A Writer’s Ode to Hamilton-An American Musical

Me at Hamilton

Me at Hamilton

Only for my birthday, a visit to the Great White Way, to see the show called Ham–like the theater nerd I am.
The price I paid was serious, to have the full experience. I can’t explain, was I insane?    But, oh…the show was all that’s claimed.

The music, lyrics, genius- born; design & lighting, three snaps up.
And if the hooks were not enough, choreography did all its stuff–
with pops and slides and steps and quakes, and slo-mo moves owning the stage.

Lin-Manuel was sure not messin’, when he conceived this history lesson.
Messages/themes both past and present:
Power, freedom, human condition, jealousy, legacy and ambition.
Lovers and Kings & fathers and sons.
“Immigrants: we get the job done.”

Hamilton dance movesGreat work changes how we see things.
Moves the needle in creating.
Borrows, samples, adds new heights, morphs the art and rocks the mic.
My great takeaway is this: Art must always be ambitious.

Take the form and give it bling.
For this writer, this play’s the thing.


It’s Always a Mystery

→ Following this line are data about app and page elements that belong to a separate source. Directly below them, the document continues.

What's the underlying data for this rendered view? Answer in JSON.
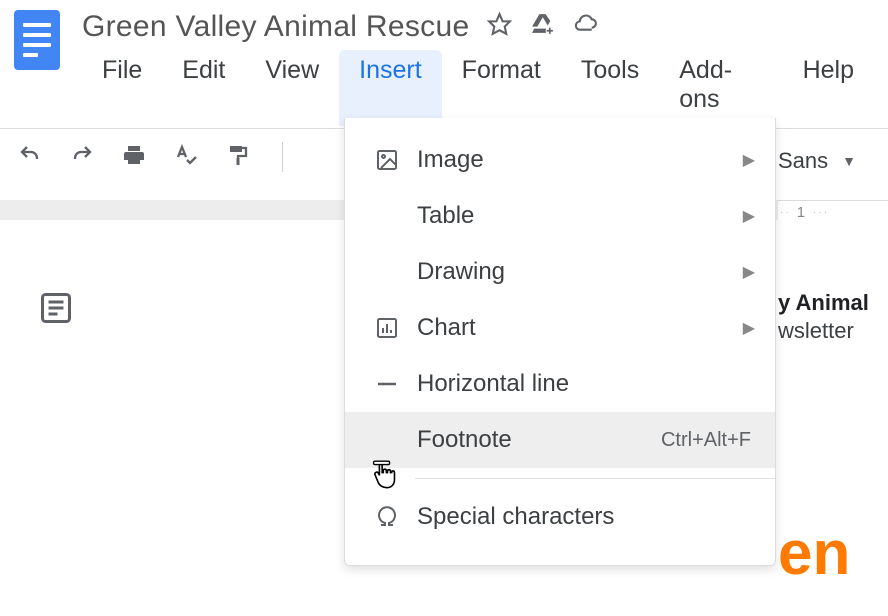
{
  "doc": {
    "title": "Green Valley Animal Rescue",
    "peek_bold": "y Animal",
    "peek_line": "wsletter",
    "orange_fragment": "en"
  },
  "menubar": {
    "items": [
      "File",
      "Edit",
      "View",
      "Insert",
      "Format",
      "Tools",
      "Add-ons",
      "Help"
    ],
    "open_index": 3
  },
  "toolbar": {
    "font": "Sans"
  },
  "ruler": {
    "num": "1"
  },
  "insert_menu": {
    "items": [
      {
        "label": "Image",
        "icon": "image",
        "submenu": true
      },
      {
        "label": "Table",
        "icon": "",
        "submenu": true
      },
      {
        "label": "Drawing",
        "icon": "",
        "submenu": true
      },
      {
        "label": "Chart",
        "icon": "chart",
        "submenu": true
      },
      {
        "label": "Horizontal line",
        "icon": "hline",
        "submenu": false
      },
      {
        "label": "Footnote",
        "icon": "pointer",
        "submenu": false,
        "shortcut": "Ctrl+Alt+F",
        "hovered": true
      },
      {
        "divider": true
      },
      {
        "label": "Special characters",
        "icon": "omega",
        "submenu": false
      }
    ]
  }
}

Walter Mosley @ Politics and Prose.

I adore a good mystery and I really enjoy reading Walter Mosley.    I saw him at a recent book signing at the cherished Washington, DC independent bookstore Politics and Prose.  Mosley read from his new work and was peppered with questions from a large and appreciative audience.     

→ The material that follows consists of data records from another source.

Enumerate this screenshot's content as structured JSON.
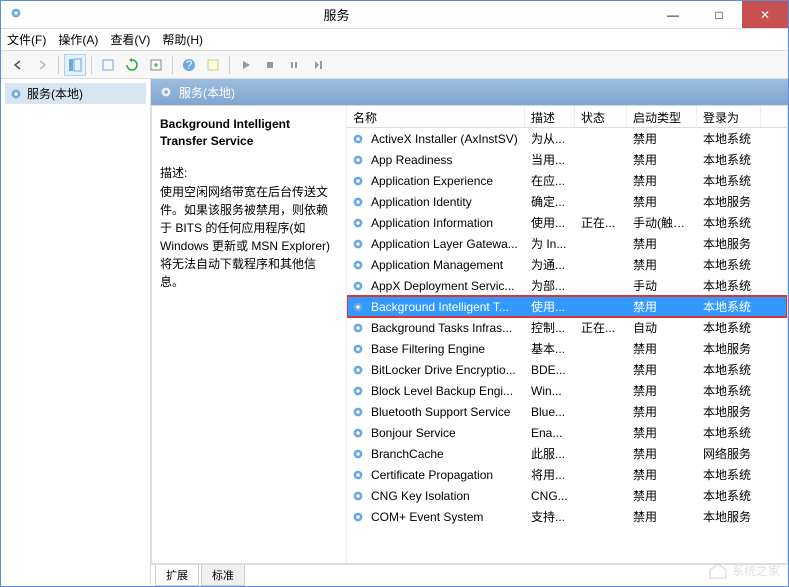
{
  "window": {
    "title": "服务",
    "min": "—",
    "max": "□",
    "close": "✕"
  },
  "menu": {
    "file": "文件(F)",
    "action": "操作(A)",
    "view": "查看(V)",
    "help": "帮助(H)"
  },
  "tree": {
    "root": "服务(本地)"
  },
  "panel": {
    "title": "服务(本地)"
  },
  "detail": {
    "name": "Background Intelligent Transfer Service",
    "desc_label": "描述:",
    "desc": "使用空闲网络带宽在后台传送文件。如果该服务被禁用，则依赖于 BITS 的任何应用程序(如 Windows 更新或 MSN Explorer)将无法自动下载程序和其他信息。"
  },
  "columns": {
    "name": "名称",
    "desc": "描述",
    "status": "状态",
    "start": "启动类型",
    "logon": "登录为"
  },
  "services": [
    {
      "name": "ActiveX Installer (AxInstSV)",
      "desc": "为从...",
      "status": "",
      "start": "禁用",
      "logon": "本地系统",
      "selected": false
    },
    {
      "name": "App Readiness",
      "desc": "当用...",
      "status": "",
      "start": "禁用",
      "logon": "本地系统",
      "selected": false
    },
    {
      "name": "Application Experience",
      "desc": "在应...",
      "status": "",
      "start": "禁用",
      "logon": "本地系统",
      "selected": false
    },
    {
      "name": "Application Identity",
      "desc": "确定...",
      "status": "",
      "start": "禁用",
      "logon": "本地服务",
      "selected": false
    },
    {
      "name": "Application Information",
      "desc": "使用...",
      "status": "正在...",
      "start": "手动(触发...",
      "logon": "本地系统",
      "selected": false
    },
    {
      "name": "Application Layer Gatewa...",
      "desc": "为 In...",
      "status": "",
      "start": "禁用",
      "logon": "本地服务",
      "selected": false
    },
    {
      "name": "Application Management",
      "desc": "为通...",
      "status": "",
      "start": "禁用",
      "logon": "本地系统",
      "selected": false
    },
    {
      "name": "AppX Deployment Servic...",
      "desc": "为部...",
      "status": "",
      "start": "手动",
      "logon": "本地系统",
      "selected": false
    },
    {
      "name": "Background Intelligent T...",
      "desc": "使用...",
      "status": "",
      "start": "禁用",
      "logon": "本地系统",
      "selected": true
    },
    {
      "name": "Background Tasks Infras...",
      "desc": "控制...",
      "status": "正在...",
      "start": "自动",
      "logon": "本地系统",
      "selected": false
    },
    {
      "name": "Base Filtering Engine",
      "desc": "基本...",
      "status": "",
      "start": "禁用",
      "logon": "本地服务",
      "selected": false
    },
    {
      "name": "BitLocker Drive Encryptio...",
      "desc": "BDE...",
      "status": "",
      "start": "禁用",
      "logon": "本地系统",
      "selected": false
    },
    {
      "name": "Block Level Backup Engi...",
      "desc": "Win...",
      "status": "",
      "start": "禁用",
      "logon": "本地系统",
      "selected": false
    },
    {
      "name": "Bluetooth Support Service",
      "desc": "Blue...",
      "status": "",
      "start": "禁用",
      "logon": "本地服务",
      "selected": false
    },
    {
      "name": "Bonjour Service",
      "desc": "Ena...",
      "status": "",
      "start": "禁用",
      "logon": "本地系统",
      "selected": false
    },
    {
      "name": "BranchCache",
      "desc": "此服...",
      "status": "",
      "start": "禁用",
      "logon": "网络服务",
      "selected": false
    },
    {
      "name": "Certificate Propagation",
      "desc": "将用...",
      "status": "",
      "start": "禁用",
      "logon": "本地系统",
      "selected": false
    },
    {
      "name": "CNG Key Isolation",
      "desc": "CNG...",
      "status": "",
      "start": "禁用",
      "logon": "本地系统",
      "selected": false
    },
    {
      "name": "COM+ Event System",
      "desc": "支持...",
      "status": "",
      "start": "禁用",
      "logon": "本地服务",
      "selected": false
    }
  ],
  "tabs": {
    "extended": "扩展",
    "standard": "标准"
  },
  "watermark": "系统之家"
}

 I’d become a fan of Mosley while reading my first Easy Rawlins mystery and I was one among many at the reading that evening who loved the characters in this series.  Someone asked Mosley if he missed the charismatic Easy and the sociopathic “Mouse” Anderson and Mosley answered emphatically that he did not.  He must have seen the collective sag of our soldiers so he admitted that he had not intended to “kill off” Easy, it just seemed to happen and then decided to leave Easy’s demise as written.  That revelation confirmed what we already felt-Mosley may have created Easy Rawlins for the page, but Easy is such a strong force he has created a life of his own.  

Just a week ago, I watched Devil in a Blue Dress, based on the first novel in the Rawlins series.    The film has a very cool Denzel Washington playing Easy and the inimitable Don Cheadle as Mouse.   I’ve seen this film several times and I’m always amazed at its brilliant design.   Carl Franklin directed and wrote the screenplay for this cinematic gem that is at once raw and endearing.  It’s not often the case that a movie version of a novel can satisfy the way the book does.  That this film succeds, is a tribute to Walter Mosley’s authentic voice and his genius at developing vivid and enduring characters. 


p.s.  I am always happy when reading a well-written mystery.   In future blogs, I’ll give tribute to Alexander McCall Smith’s The No. 1 Ladies’ Detective Agency series; Sue Grafton’s Kinsey Millhone mysteries; the brilliant Blanche White series by Barbara Neely; and, of course, there’s Agatha Christie.